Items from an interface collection
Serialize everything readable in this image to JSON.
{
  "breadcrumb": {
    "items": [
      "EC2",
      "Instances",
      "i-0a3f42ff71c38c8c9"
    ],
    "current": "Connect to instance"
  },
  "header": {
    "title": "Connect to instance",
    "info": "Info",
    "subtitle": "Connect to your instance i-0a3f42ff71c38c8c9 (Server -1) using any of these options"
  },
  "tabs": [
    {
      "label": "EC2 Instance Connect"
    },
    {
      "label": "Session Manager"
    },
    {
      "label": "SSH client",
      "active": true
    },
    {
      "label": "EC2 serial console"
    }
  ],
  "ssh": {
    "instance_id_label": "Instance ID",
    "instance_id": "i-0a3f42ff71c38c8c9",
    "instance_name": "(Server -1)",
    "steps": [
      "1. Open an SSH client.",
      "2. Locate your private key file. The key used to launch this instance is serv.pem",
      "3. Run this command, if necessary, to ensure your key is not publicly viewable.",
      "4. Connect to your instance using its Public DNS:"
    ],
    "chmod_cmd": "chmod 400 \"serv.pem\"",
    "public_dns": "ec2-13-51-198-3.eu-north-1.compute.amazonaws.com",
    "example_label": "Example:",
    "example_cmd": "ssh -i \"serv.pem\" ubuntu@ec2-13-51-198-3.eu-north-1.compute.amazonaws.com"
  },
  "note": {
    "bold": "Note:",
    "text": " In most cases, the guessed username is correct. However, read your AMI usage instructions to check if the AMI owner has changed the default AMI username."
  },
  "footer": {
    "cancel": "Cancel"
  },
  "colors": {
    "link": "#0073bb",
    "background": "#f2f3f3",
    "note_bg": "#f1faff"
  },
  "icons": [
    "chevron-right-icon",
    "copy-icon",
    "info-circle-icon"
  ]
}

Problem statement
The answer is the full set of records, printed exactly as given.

Solution below
Serialize everything readable in this image to JSON.
{
  "breadcrumb": {
    "items": [
      "EC2",
      "Instances",
      "i-0a3f42ff71c38c8c9"
    ],
    "current": "Connect to instance"
  },
  "header": {
    "title": "Connect to instance",
    "info": "Info",
    "subtitle": "Connect to your instance i-0a3f42ff71c38c8c9 (Server -1) using any of these options"
  },
  "tabs": [
    {
      "label": "EC2 Instance Connect"
    },
    {
      "label": "Session Manager"
    },
    {
      "label": "SSH client",
      "active": true
    },
    {
      "label": "EC2 serial console"
    }
  ],
  "ssh": {
    "instance_id_label": "Instance ID",
    "instance_id": "i-0a3f42ff71c38c8c9",
    "instance_name": "(Server -1)",
    "steps": [
      "1. Open an SSH client.",
      "2. Locate your private key file. The key used to launch this instance is serv.pem",
      "3. Run this command, if necessary, to ensure your key is not publicly viewable.",
      "4. Connect to your instance using its Public DNS:"
    ],
    "chmod_cmd": "chmod 400 \"serv.pem\"",
    "public_dns": "ec2-13-51-198-3.eu-north-1.compute.amazonaws.com",
    "example_label": "Example:",
    "example_cmd": "ssh -i \"serv.pem\" ubuntu@ec2-13-51-198-3.eu-north-1.compute.amazonaws.com"
  },
  "note": {
    "bold": "Note:",
    "text": " In most cases, the guessed username is correct. However, read your AMI usage instructions to check if the AMI owner has changed the default AMI username."
  },
  "footer": {
    "cancel": "Cancel"
  },
  "colors": {
    "link": "#0073bb",
    "background": "#f2f3f3",
    "note_bg": "#f1faff"
  },
  "icons": [
    "chevron-right-icon",
    "copy-icon",
    "info-circle-icon"
  ]
}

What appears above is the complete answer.